**Exercise:** What follows is a set of records; restate each one word for word and drop the pictures.

**Data excerpts:**

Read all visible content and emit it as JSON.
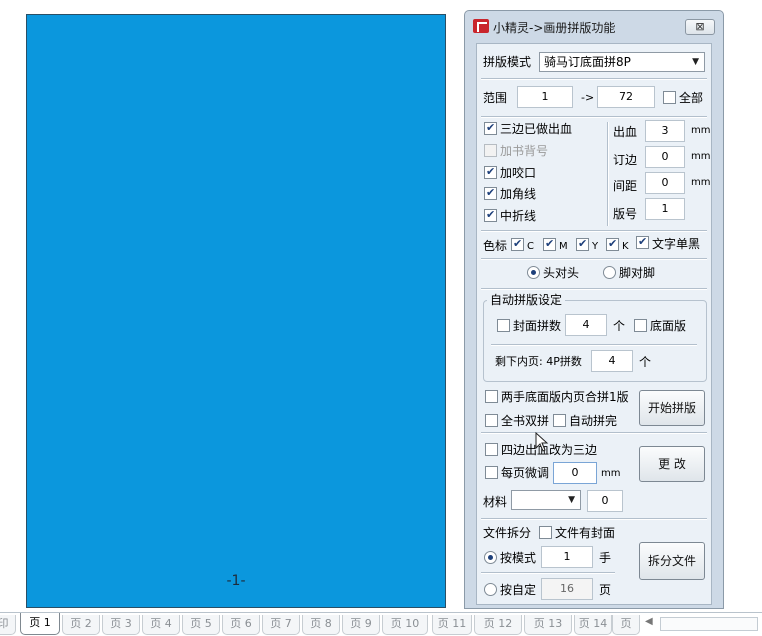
{
  "document": {
    "page_number": "-1-"
  },
  "panel": {
    "title": "小精灵->画册拼版功能",
    "close_label": "⊠",
    "imposition_mode": {
      "label": "拼版模式",
      "value": "骑马订底面拼8P"
    },
    "range": {
      "label": "范围",
      "from": "1",
      "arrow": "->",
      "to": "72",
      "all_label": "全部"
    },
    "options": {
      "bleed_done": "三边已做出血",
      "add_spine_no": "加书背号",
      "add_bite": "加咬口",
      "add_corner": "加角线",
      "center_fold": "中折线"
    },
    "params": {
      "bleed_label": "出血",
      "bleed_value": "3",
      "bleed_unit": "mm",
      "binding_label": "订边",
      "binding_value": "0",
      "binding_unit": "mm",
      "spacing_label": "间距",
      "spacing_value": "0",
      "spacing_unit": "mm",
      "plate_label": "版号",
      "plate_value": "1"
    },
    "color_marks": {
      "label": "色标",
      "c": "C",
      "m": "M",
      "y": "Y",
      "k": "K",
      "text_black": "文字单黑"
    },
    "orientation": {
      "head_to_head": "头对头",
      "foot_to_foot": "脚对脚"
    },
    "auto": {
      "group_title": "自动拼版设定",
      "cover_count_label": "封面拼数",
      "cover_count_value": "4",
      "cover_unit": "个",
      "bottom_plate_label": "底面版",
      "remaining_label": "剩下内页: 4P拼数",
      "remaining_value": "4",
      "remaining_unit": "个"
    },
    "merge": {
      "two_hand": "两手底面版内页合拼1版",
      "full_double": "全书双拼",
      "auto_finish": "自动拼完",
      "start_button": "开始拼版"
    },
    "modify": {
      "four_to_three": "四边出血改为三边",
      "fine_tune_label": "每页微调",
      "fine_tune_value": "0",
      "fine_tune_unit": "mm",
      "material_label": "材料",
      "material_value": "",
      "material_num": "0",
      "change_button": "更 改"
    },
    "split": {
      "label": "文件拆分",
      "has_cover": "文件有封面",
      "by_mode_label": "按模式",
      "by_mode_value": "1",
      "by_mode_unit": "手",
      "by_custom_label": "按自定",
      "by_custom_value": "16",
      "by_custom_unit": "页",
      "split_button": "拆分文件"
    }
  },
  "tabs": {
    "first_partial": "印",
    "items": [
      "页 1",
      "页 2",
      "页 3",
      "页 4",
      "页 5",
      "页 6",
      "页 7",
      "页 8",
      "页 9",
      "页 10",
      "页 11",
      "页 12",
      "页 13",
      "页 14",
      "页"
    ]
  }
}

**Answer space:**
Read all visible content and emit it as JSON.
{
  "document": {
    "page_number": "-1-"
  },
  "panel": {
    "title": "小精灵->画册拼版功能",
    "close_label": "⊠",
    "imposition_mode": {
      "label": "拼版模式",
      "value": "骑马订底面拼8P"
    },
    "range": {
      "label": "范围",
      "from": "1",
      "arrow": "->",
      "to": "72",
      "all_label": "全部"
    },
    "options": {
      "bleed_done": "三边已做出血",
      "add_spine_no": "加书背号",
      "add_bite": "加咬口",
      "add_corner": "加角线",
      "center_fold": "中折线"
    },
    "params": {
      "bleed_label": "出血",
      "bleed_value": "3",
      "bleed_unit": "mm",
      "binding_label": "订边",
      "binding_value": "0",
      "binding_unit": "mm",
      "spacing_label": "间距",
      "spacing_value": "0",
      "spacing_unit": "mm",
      "plate_label": "版号",
      "plate_value": "1"
    },
    "color_marks": {
      "label": "色标",
      "c": "C",
      "m": "M",
      "y": "Y",
      "k": "K",
      "text_black": "文字单黑"
    },
    "orientation": {
      "head_to_head": "头对头",
      "foot_to_foot": "脚对脚"
    },
    "auto": {
      "group_title": "自动拼版设定",
      "cover_count_label": "封面拼数",
      "cover_count_value": "4",
      "cover_unit": "个",
      "bottom_plate_label": "底面版",
      "remaining_label": "剩下内页: 4P拼数",
      "remaining_value": "4",
      "remaining_unit": "个"
    },
    "merge": {
      "two_hand": "两手底面版内页合拼1版",
      "full_double": "全书双拼",
      "auto_finish": "自动拼完",
      "start_button": "开始拼版"
    },
    "modify": {
      "four_to_three": "四边出血改为三边",
      "fine_tune_label": "每页微调",
      "fine_tune_value": "0",
      "fine_tune_unit": "mm",
      "material_label": "材料",
      "material_value": "",
      "material_num": "0",
      "change_button": "更 改"
    },
    "split": {
      "label": "文件拆分",
      "has_cover": "文件有封面",
      "by_mode_label": "按模式",
      "by_mode_value": "1",
      "by_mode_unit": "手",
      "by_custom_label": "按自定",
      "by_custom_value": "16",
      "by_custom_unit": "页",
      "split_button": "拆分文件"
    }
  },
  "tabs": {
    "first_partial": "印",
    "items": [
      "页 1",
      "页 2",
      "页 3",
      "页 4",
      "页 5",
      "页 6",
      "页 7",
      "页 8",
      "页 9",
      "页 10",
      "页 11",
      "页 12",
      "页 13",
      "页 14",
      "页"
    ]
  }
}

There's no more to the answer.